What is now left to Family History Centers is their support and training functions. Those centers that I have observed that are flourishing are heavily involved in education and support. Their volunteer staff members are involved in the community and help people in their homes, in classes, in conferences and many other ways. But those centers that rely on walk in patrons are becoming rapidly marginalized. In addition, those centers that provide supplemental services services such as scanning, printing and other related activities are thriving.
FamilySearch is experimenting with Family Discovery Centers as a way to engender interest in genealogy. Although it remains to be seen how successful these high-technology centers will be in the future, they will certainly have a short term impact in increasing interest. However, they are not a substitute for the experience and help of trained, competent volunteers and missionaries that can support genealogical research beyond the basics.

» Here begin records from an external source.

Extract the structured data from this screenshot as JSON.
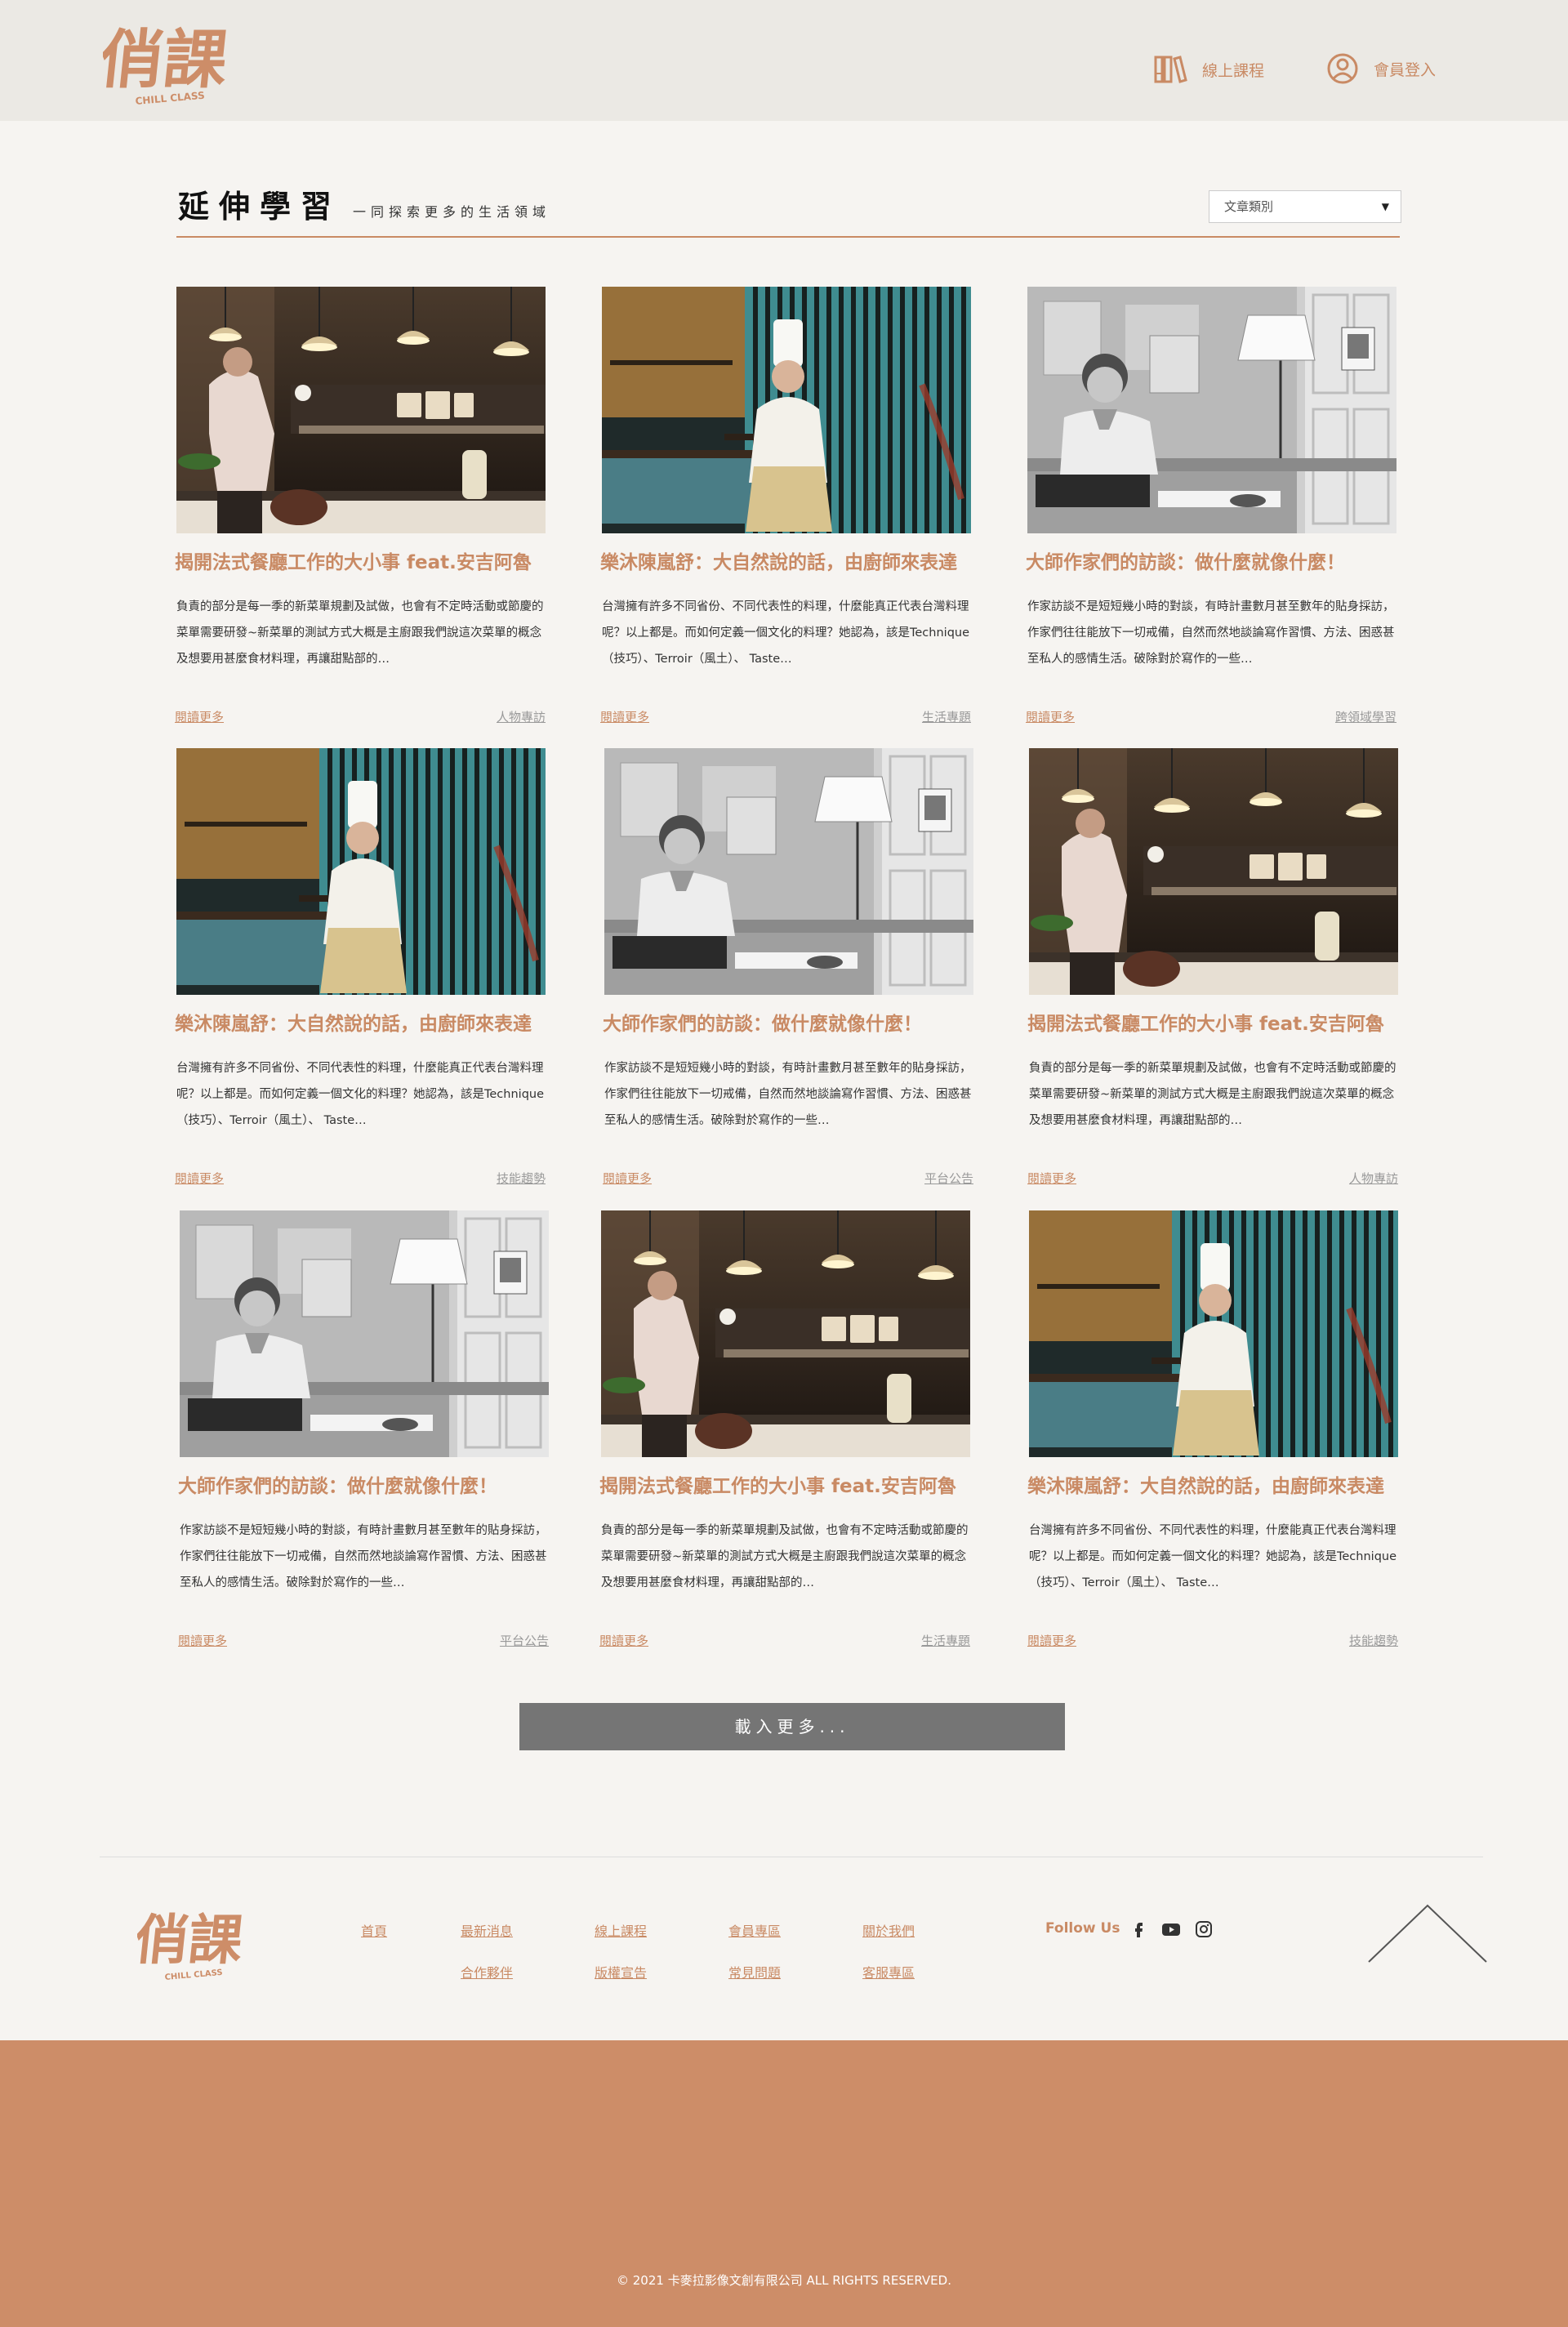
{
  "header": {
    "logo_text": "俏課",
    "logo_subtext": "CHILL CLASS",
    "nav": {
      "courses_label": "線上課程",
      "login_label": "會員登入"
    }
  },
  "section": {
    "title": "延伸學習",
    "subtitle": "一同探索更多的生活領域",
    "filter_placeholder": "文章類別"
  },
  "articles": [
    {
      "image": "chef-kitchen",
      "title": "揭開法式餐廳工作的大小事 feat.安吉阿魯",
      "excerpt": "負責的部分是每一季的新菜單規劃及試做，也會有不定時活動或節慶的菜單需要研發~新菜單的測試方式大概是主廚跟我們說這次菜單的概念及想要用甚麼食材料理，再讓甜點部的…",
      "more_label": "閱讀更多",
      "category": "人物專訪"
    },
    {
      "image": "chef-portrait",
      "title": "樂沐陳嵐舒：大自然說的話，由廚師來表達",
      "excerpt": "台灣擁有許多不同省份、不同代表性的料理，什麼能真正代表台灣料理呢？以上都是。而如何定義一個文化的料理？她認為，該是Technique（技巧）、Terroir（風土）、 Taste…",
      "more_label": "閱讀更多",
      "category": "生活專題"
    },
    {
      "image": "writer-desk",
      "title": "大師作家們的訪談：做什麼就像什麼！",
      "excerpt": "作家訪談不是短短幾小時的對談，有時計畫數月甚至數年的貼身採訪，作家們往往能放下一切戒備，自然而然地談論寫作習慣、方法、困惑甚至私人的感情生活。破除對於寫作的一些…",
      "more_label": "閱讀更多",
      "category": "跨領域學習"
    },
    {
      "image": "chef-portrait",
      "title": "樂沐陳嵐舒：大自然說的話，由廚師來表達",
      "excerpt": "台灣擁有許多不同省份、不同代表性的料理，什麼能真正代表台灣料理呢？以上都是。而如何定義一個文化的料理？她認為，該是Technique（技巧）、Terroir（風土）、 Taste…",
      "more_label": "閱讀更多",
      "category": "技能趨勢"
    },
    {
      "image": "writer-desk",
      "title": "大師作家們的訪談：做什麼就像什麼！",
      "excerpt": "作家訪談不是短短幾小時的對談，有時計畫數月甚至數年的貼身採訪，作家們往往能放下一切戒備，自然而然地談論寫作習慣、方法、困惑甚至私人的感情生活。破除對於寫作的一些…",
      "more_label": "閱讀更多",
      "category": "平台公告"
    },
    {
      "image": "chef-kitchen",
      "title": "揭開法式餐廳工作的大小事 feat.安吉阿魯",
      "excerpt": "負責的部分是每一季的新菜單規劃及試做，也會有不定時活動或節慶的菜單需要研發~新菜單的測試方式大概是主廚跟我們說這次菜單的概念及想要用甚麼食材料理，再讓甜點部的…",
      "more_label": "閱讀更多",
      "category": "人物專訪"
    },
    {
      "image": "writer-desk",
      "title": "大師作家們的訪談：做什麼就像什麼！",
      "excerpt": "作家訪談不是短短幾小時的對談，有時計畫數月甚至數年的貼身採訪，作家們往往能放下一切戒備，自然而然地談論寫作習慣、方法、困惑甚至私人的感情生活。破除對於寫作的一些…",
      "more_label": "閱讀更多",
      "category": "平台公告"
    },
    {
      "image": "chef-kitchen",
      "title": "揭開法式餐廳工作的大小事 feat.安吉阿魯",
      "excerpt": "負責的部分是每一季的新菜單規劃及試做，也會有不定時活動或節慶的菜單需要研發~新菜單的測試方式大概是主廚跟我們說這次菜單的概念及想要用甚麼食材料理，再讓甜點部的…",
      "more_label": "閱讀更多",
      "category": "生活專題"
    },
    {
      "image": "chef-portrait",
      "title": "樂沐陳嵐舒：大自然說的話，由廚師來表達",
      "excerpt": "台灣擁有許多不同省份、不同代表性的料理，什麼能真正代表台灣料理呢？以上都是。而如何定義一個文化的料理？她認為，該是Technique（技巧）、Terroir（風土）、 Taste…",
      "more_label": "閱讀更多",
      "category": "技能趨勢"
    }
  ],
  "load_more_label": "載入更多...",
  "footer": {
    "links_row1": [
      "首頁",
      "最新消息",
      "線上課程",
      "會員專區",
      "關於我們"
    ],
    "links_row2": [
      "合作夥伴",
      "版權宣告",
      "常見問題",
      "客服專區"
    ],
    "follow_label": "Follow Us",
    "social_icons": [
      "facebook-icon",
      "youtube-icon",
      "instagram-icon"
    ],
    "copyright": "© 2021 卡麥拉影像文創有限公司 ALL RIGHTS RESERVED."
  },
  "colors": {
    "accent": "#c98a64",
    "header_bg": "#ebe9e4",
    "page_bg": "#f6f4f1",
    "band_bg": "#cd8d68",
    "button_bg": "#757575"
  }
}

Is the successful model epitomized by the Mesa FSL still a viable option? The tragedy of the Mesa center is that it was and is doing exactly what needs to be done: that is training and supporting people in their genealogical research. The loss of the books and the microfilm is not as serious given the technological advances as the loss of an adequate training area with an experienced and capable staff.
At the core of this whole issue is the ability of FamilySearch to transition to training their volunteers and missionaries to become competent support resources where people can go to move past the simple name gathering level of family history. In this regard, over the past two years or so, the Brigham Young University Family History Library has expanded its focus on improving the competence level of the volunteers and missionaries serving there. To a large extent, due to the leadership of the Director and staff, this has been accomplished to a remarkable degree. The same focus on training Family History Center staffs and even on training local Family History Consultants will in effect "save the Family History Centers" and will provide a clear path to increasing involvement in genealogy in the future.
But those centers that passively expect the world to beat a path to their door, will be marginalized and I expect that many of them will be closed down and consolidated into larger centers that are more oriented to outreach, training and education. All we really need to do is look at online family trees to see how much of a need there is for education and training.